- _TASK OBJECTIVE_:
Answer with a number only, giving how many lines in the data below include "this".

- _DATA FOR REVIEW_:

━━━━━━━━━━━━━━━━━━━━━━━━━━━━━━

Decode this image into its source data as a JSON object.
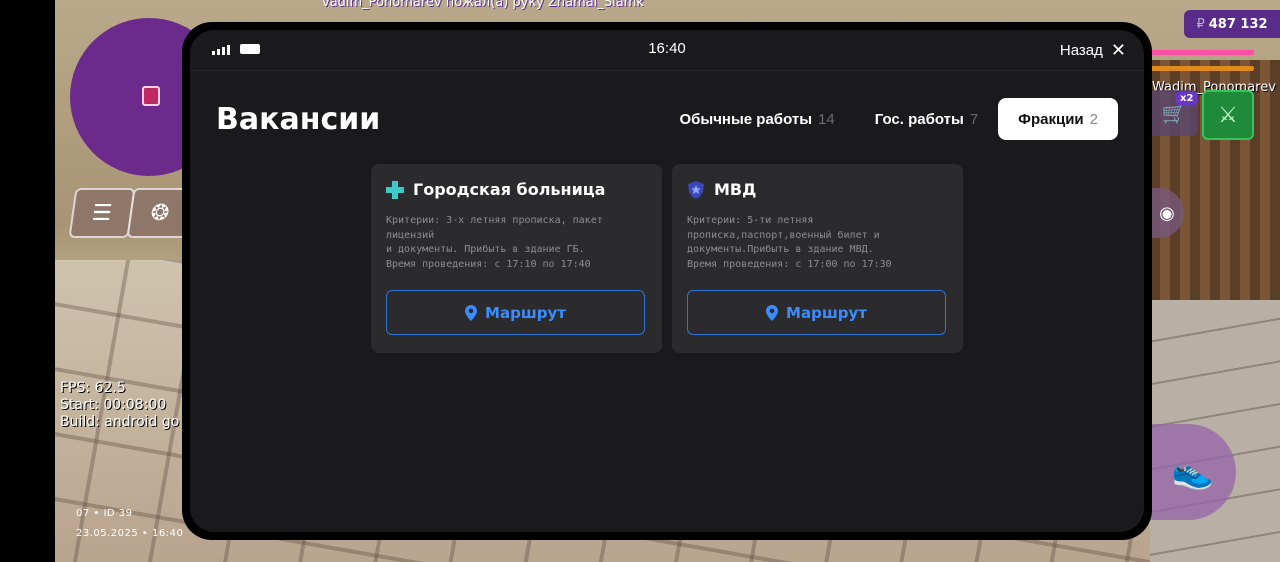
{
  "game": {
    "chat_line": "vadim_Ponomarev пожал(а) руку Zhamal_Slamk",
    "money": {
      "currency": "₽",
      "amount": "487 132"
    },
    "health_fraction": 1.0,
    "armor_fraction": 1.0,
    "player_name": "Wadim_Ponomarev",
    "shop_badge": "x2",
    "debug": {
      "fps": "FPS: 62.5",
      "start": "Start: 00:08:00",
      "build": "Build: android go"
    },
    "session_id": "07 • ID 39",
    "session_date": "23.05.2025 • 16:40",
    "icons": {
      "menu": "menu-icon",
      "lifebuoy": "lifebuoy-icon",
      "shop": "cart-icon",
      "weapon": "knife-icon",
      "camera": "camera-icon",
      "sprint": "sneaker-icon"
    }
  },
  "phone": {
    "status": {
      "time": "16:40"
    },
    "back_label": "Назад",
    "title": "Вакансии",
    "tabs": [
      {
        "label": "Обычные работы",
        "count": "14",
        "active": false
      },
      {
        "label": "Гос. работы",
        "count": "7",
        "active": false
      },
      {
        "label": "Фракции",
        "count": "2",
        "active": true
      }
    ],
    "vacancies": [
      {
        "icon": "medical-cross-icon",
        "icon_color": "#3fc8c8",
        "title": "Городская больница",
        "desc_lines": [
          "Критерии: 3-х летняя прописка, пакет лицензий",
          "и документы. Прибыть в здание ГБ.",
          "Время проведения: с 17:10 по 17:40"
        ],
        "route_label": "Маршрут"
      },
      {
        "icon": "police-shield-icon",
        "icon_color": "#4a5ad8",
        "title": "МВД",
        "desc_lines": [
          "Критерии: 5-ти летняя",
          "прописка,паспорт,военный билет и",
          "документы.Прибыть в здание МВД.",
          "Время проведения: с 17:00 по 17:30"
        ],
        "route_label": "Маршрут"
      }
    ]
  },
  "colors": {
    "accent_blue": "#3a8cff",
    "panel_bg": "#1a1a1c",
    "card_bg": "#2b2b2e",
    "money_bg": "#5a2c8a"
  }
}
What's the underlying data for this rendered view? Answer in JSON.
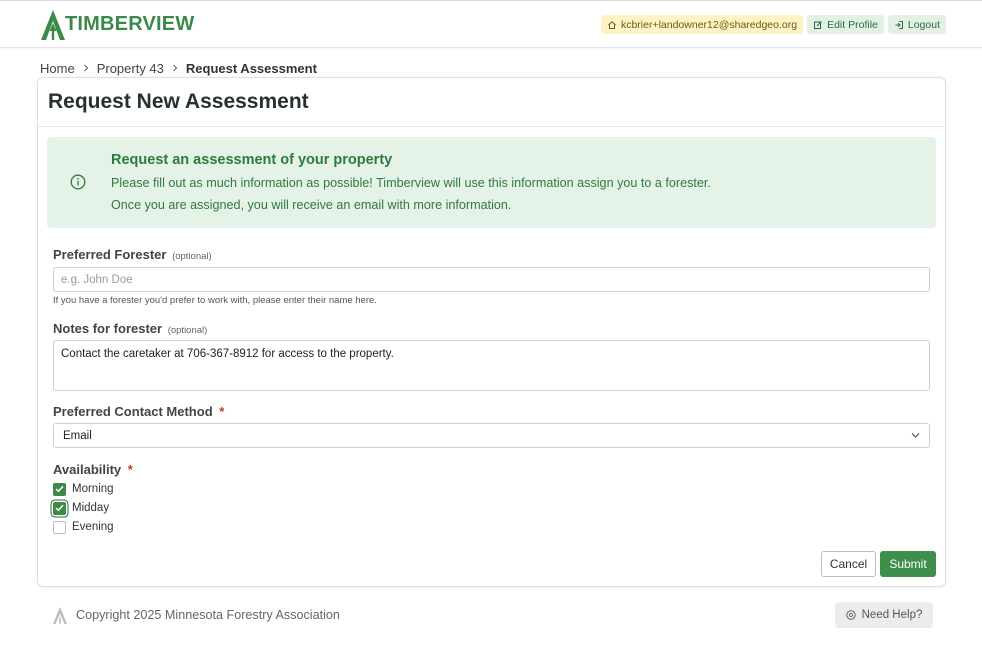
{
  "header": {
    "logo_text": "TIMBERVIEW",
    "user_email": "kcbrier+landowner12@sharedgeo.org",
    "edit_profile_label": "Edit Profile",
    "logout_label": "Logout"
  },
  "breadcrumb": {
    "items": [
      "Home",
      "Property 43",
      "Request Assessment"
    ]
  },
  "page": {
    "title": "Request New Assessment"
  },
  "notice": {
    "title": "Request an assessment of your property",
    "line1": "Please fill out as much information as possible! Timberview will use this information assign you to a forester.",
    "line2": "Once you are assigned, you will receive an email with more information."
  },
  "form": {
    "forester": {
      "label": "Preferred Forester",
      "optional_tag": "(optional)",
      "placeholder": "e.g. John Doe",
      "value": "",
      "help": "If you have a forester you'd prefer to work with, please enter their name here."
    },
    "notes": {
      "label": "Notes for forester",
      "optional_tag": "(optional)",
      "value": "Contact the caretaker at 706-367-8912 for access to the property."
    },
    "contact": {
      "label": "Preferred Contact Method",
      "required_mark": "*",
      "selected": "Email"
    },
    "availability": {
      "label": "Availability",
      "required_mark": "*",
      "options": [
        {
          "label": "Morning",
          "checked": true
        },
        {
          "label": "Midday",
          "checked": true
        },
        {
          "label": "Evening",
          "checked": false
        }
      ]
    },
    "cancel_label": "Cancel",
    "submit_label": "Submit"
  },
  "footer": {
    "copyright": "Copyright 2025 Minnesota Forestry Association",
    "help_label": "Need Help?"
  },
  "colors": {
    "brand_green": "#3c8a4a",
    "submit_green": "#3e8f4b",
    "notice_bg": "#e5f2e7",
    "user_pill_bg": "#fdf3c4",
    "required_red": "#c0392b"
  }
}
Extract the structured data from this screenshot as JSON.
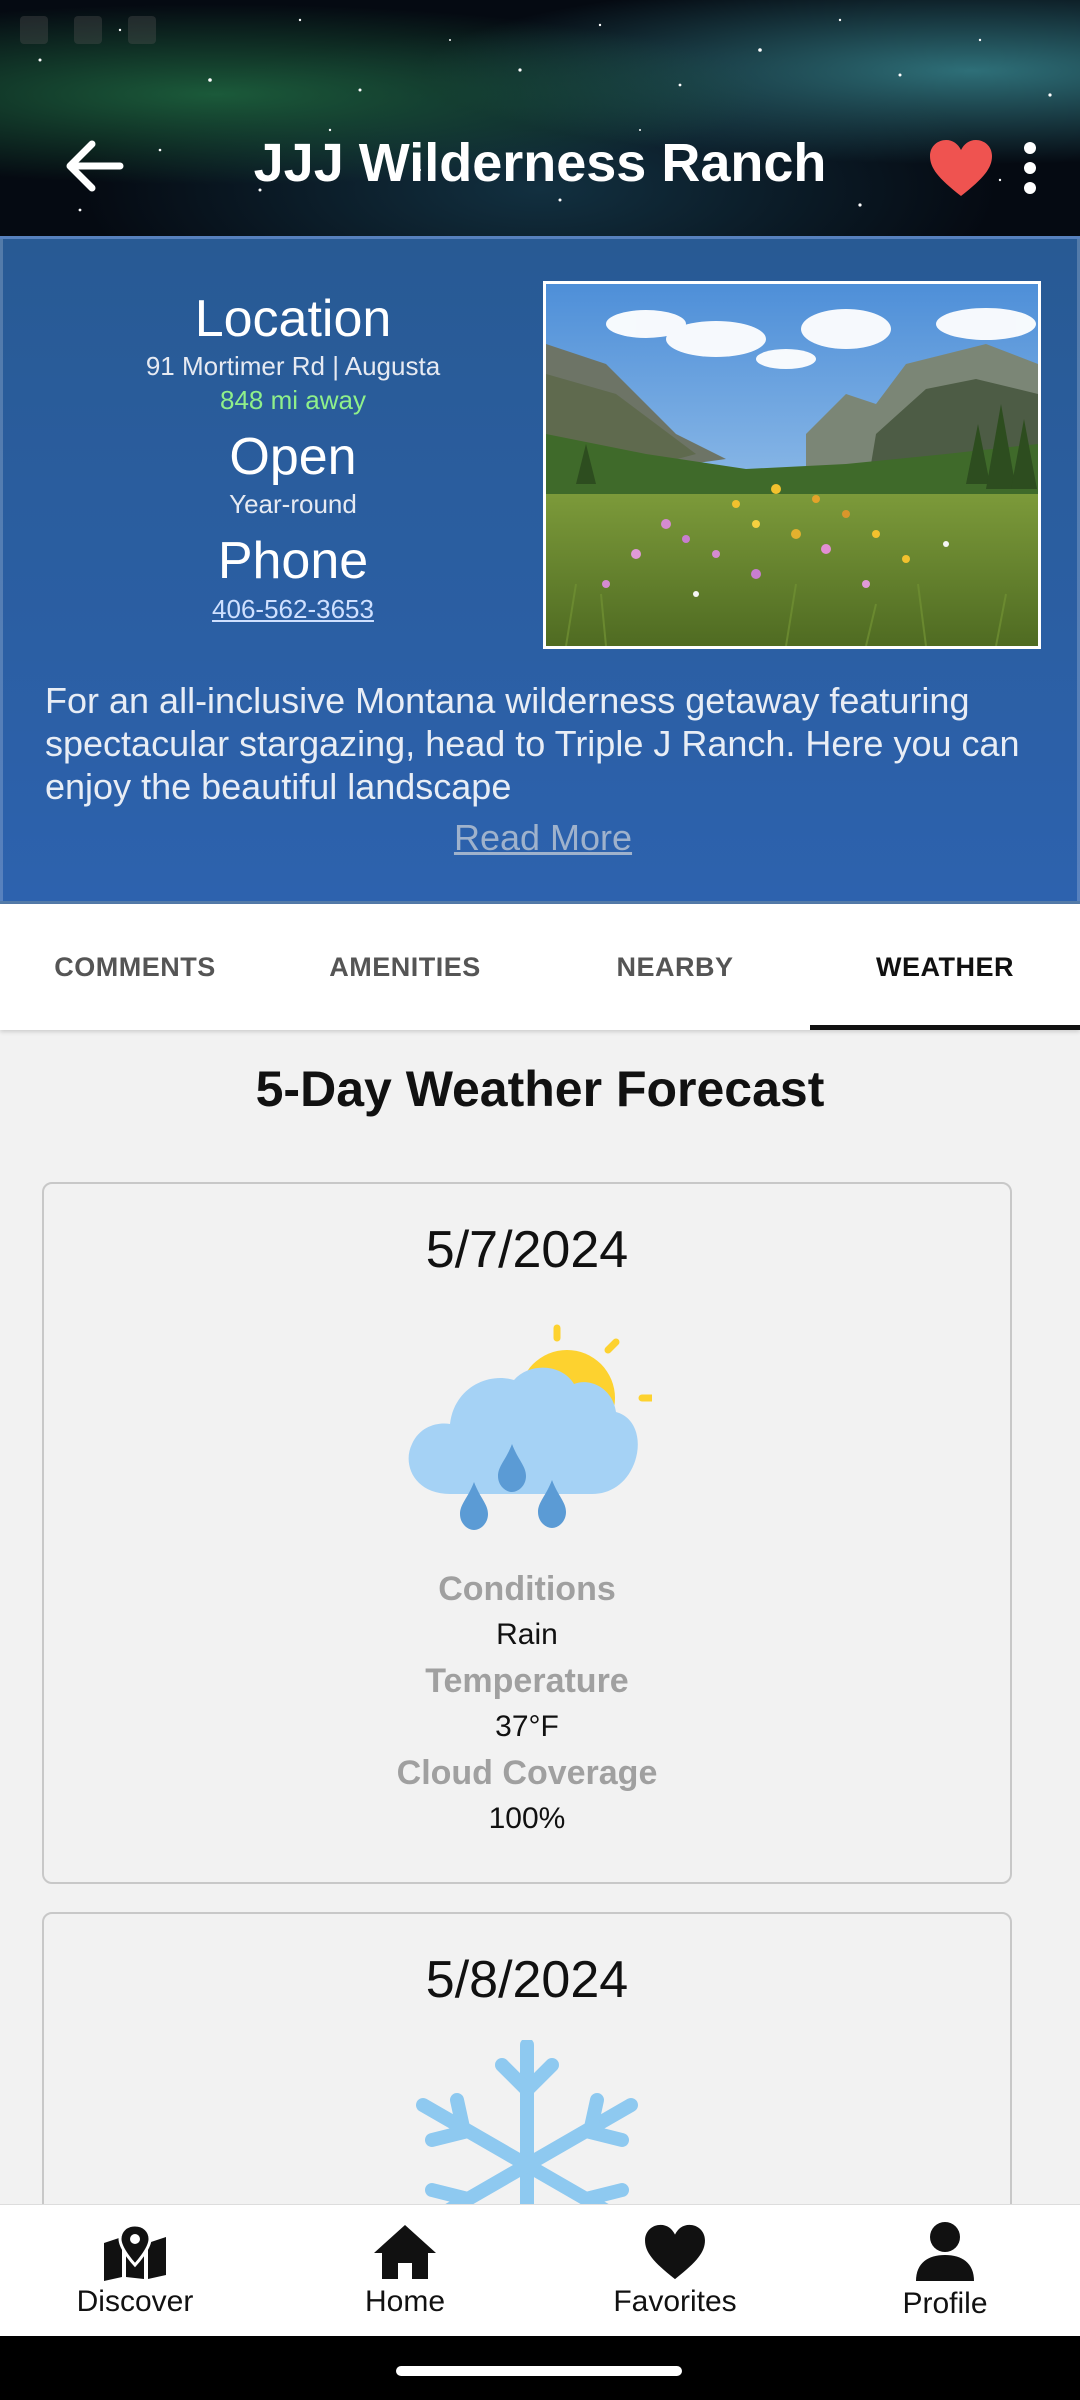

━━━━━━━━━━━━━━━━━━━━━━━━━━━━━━

- _TASK RESULT_:
4